​     As regards mid- to long-term projections on the vehicular flows of the HZMB, the consultant engaged by the three sides has estimated that the daily traffic volume of the HZMB would be around 29 100 and 42 000 vehicles in 2030 and 2037 respectively, while the daily passenger flow would be 126 000 and 175 000 passenger trips respectively. However, I would like to point out that since the afore-mentioned mid- to long-term projections focus on a time that is 10 to 20 years from now, the estimations above may vary as a result of external factors such as the respective developments of the three places and new planning initiatives.

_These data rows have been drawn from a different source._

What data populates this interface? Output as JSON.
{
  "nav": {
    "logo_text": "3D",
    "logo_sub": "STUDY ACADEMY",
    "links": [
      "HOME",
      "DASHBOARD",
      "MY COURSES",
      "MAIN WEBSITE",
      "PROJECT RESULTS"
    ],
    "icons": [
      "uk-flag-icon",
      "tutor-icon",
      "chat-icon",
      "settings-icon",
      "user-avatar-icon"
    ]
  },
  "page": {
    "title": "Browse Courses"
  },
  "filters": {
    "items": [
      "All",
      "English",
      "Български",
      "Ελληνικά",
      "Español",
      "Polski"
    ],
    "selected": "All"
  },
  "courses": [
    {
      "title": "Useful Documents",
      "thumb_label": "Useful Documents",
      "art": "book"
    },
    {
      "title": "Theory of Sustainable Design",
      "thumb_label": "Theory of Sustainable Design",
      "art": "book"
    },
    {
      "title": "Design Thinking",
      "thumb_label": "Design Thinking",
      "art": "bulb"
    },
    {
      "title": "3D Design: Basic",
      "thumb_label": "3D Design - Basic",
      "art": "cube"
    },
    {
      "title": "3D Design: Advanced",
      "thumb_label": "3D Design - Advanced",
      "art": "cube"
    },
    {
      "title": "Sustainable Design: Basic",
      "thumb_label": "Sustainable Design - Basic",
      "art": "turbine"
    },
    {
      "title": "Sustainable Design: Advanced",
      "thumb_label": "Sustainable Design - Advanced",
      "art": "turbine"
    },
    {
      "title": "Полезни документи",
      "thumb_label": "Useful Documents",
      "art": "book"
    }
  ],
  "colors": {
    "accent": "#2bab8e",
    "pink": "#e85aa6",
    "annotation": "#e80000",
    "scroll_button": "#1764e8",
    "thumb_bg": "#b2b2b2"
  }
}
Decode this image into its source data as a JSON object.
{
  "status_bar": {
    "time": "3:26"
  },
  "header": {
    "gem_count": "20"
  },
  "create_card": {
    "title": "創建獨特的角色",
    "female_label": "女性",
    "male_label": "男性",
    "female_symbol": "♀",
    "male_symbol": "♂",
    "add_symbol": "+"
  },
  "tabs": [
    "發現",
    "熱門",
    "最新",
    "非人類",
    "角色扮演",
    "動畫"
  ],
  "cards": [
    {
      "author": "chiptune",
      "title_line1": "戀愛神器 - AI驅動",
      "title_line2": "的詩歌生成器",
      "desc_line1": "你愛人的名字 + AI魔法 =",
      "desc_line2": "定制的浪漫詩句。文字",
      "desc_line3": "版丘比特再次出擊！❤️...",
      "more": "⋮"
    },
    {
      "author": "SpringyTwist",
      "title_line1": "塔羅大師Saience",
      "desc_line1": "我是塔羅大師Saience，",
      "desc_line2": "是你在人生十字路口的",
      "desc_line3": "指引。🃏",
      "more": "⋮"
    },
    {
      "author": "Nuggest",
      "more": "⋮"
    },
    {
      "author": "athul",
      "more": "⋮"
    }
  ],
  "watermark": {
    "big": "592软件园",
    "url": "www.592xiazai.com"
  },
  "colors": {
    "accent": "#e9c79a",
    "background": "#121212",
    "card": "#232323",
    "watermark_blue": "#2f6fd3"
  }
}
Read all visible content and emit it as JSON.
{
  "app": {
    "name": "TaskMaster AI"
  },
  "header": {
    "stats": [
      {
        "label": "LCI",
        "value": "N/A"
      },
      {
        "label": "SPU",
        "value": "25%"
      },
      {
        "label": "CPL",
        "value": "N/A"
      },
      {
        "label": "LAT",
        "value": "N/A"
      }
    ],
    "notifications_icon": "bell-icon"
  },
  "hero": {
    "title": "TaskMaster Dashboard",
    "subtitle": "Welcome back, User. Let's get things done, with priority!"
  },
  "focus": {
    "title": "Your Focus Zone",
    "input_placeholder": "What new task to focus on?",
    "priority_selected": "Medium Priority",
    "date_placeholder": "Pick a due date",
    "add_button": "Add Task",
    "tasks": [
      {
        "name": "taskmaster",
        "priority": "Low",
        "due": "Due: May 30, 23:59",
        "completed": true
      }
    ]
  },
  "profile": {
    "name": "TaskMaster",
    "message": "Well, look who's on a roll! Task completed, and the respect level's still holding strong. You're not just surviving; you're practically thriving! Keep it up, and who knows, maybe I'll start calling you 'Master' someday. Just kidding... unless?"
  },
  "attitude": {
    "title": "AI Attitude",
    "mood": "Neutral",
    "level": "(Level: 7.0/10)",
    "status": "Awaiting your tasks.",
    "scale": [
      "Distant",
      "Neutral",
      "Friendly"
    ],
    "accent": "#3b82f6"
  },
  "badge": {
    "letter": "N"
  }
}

​     The governments of Guangdong, Hong Kong and Macao have been actively studying and negotiating a set of cross-boundary transport arrangements which can meet the needs of local residents, travellers and the trades in the three places so as to increase the utilisation rate of the HZMB, ensure convenient access, and maximise the economic and transport benefits of the HZMB. To facilitate access by travellers with different transport needs, the three governments have agreed to arrange various modes of cross-boundary transport, including cross-boundary shuttle buses, cross-boundary coaches, cross-boundary hire cars, cross-boundary goods vehicles and cross-boundary private cars. We have also simplified the requirements for application for cross-boundary vehicle licences with a view to encouraging the freight transport industry and travellers to use the HZMB. For example, existing cross-boundary goods vehicles travelling between Guangdong and Hong Kong will be allowed to use the HZMB automatically. As regards cross-boundary private cars which are permitted to travel between Guangdong and Hong Kong through designated BCFs, they will be allowed to use the HZMB on a trial basis automatically within the first two years upon commissioning. In addition, the Guangdong and Hong Kong governments announced in December last year that the quota for Hong Kong cross-boundary private cars using the HZMB would be increased from 3 000 to 10 000 in response to the public demand.
(2) In 2010, Guangdong, Hong Kong and Macao concluded an agreement on the construction, operation, maintenance and management of the HZMB (the agreement). According to the agreement, the Main Bridge and other parts of the HZMB should in-principle be open for access on a 24-hour basis, and the three governments should regularly discuss the best date for implementing 24-hour clearance in the light of actual circumstances. The governments of Guangdong, Hong Kong and Macao have already reached a consensus that 24-hour clearance should be implemented from the date of the commissioning of the BCFs of the HZMB. The three sides are currently working on the related supporting arrangement accordingly.
(3) According to the agreement, the BCFs of the HZMB will adopt the "separate locations" mode of clearance arrangement. The governments of the three sides are responsible for setting up their own BCFs, which are located within their respective boundaries. In other words, upon commissioning, the HKBCF will not adopt a "co-location" mode of clearance arrangement.
​     Thank you, President.

Ends/Wednesday, January 17, 2018
Issued at HKT 15:03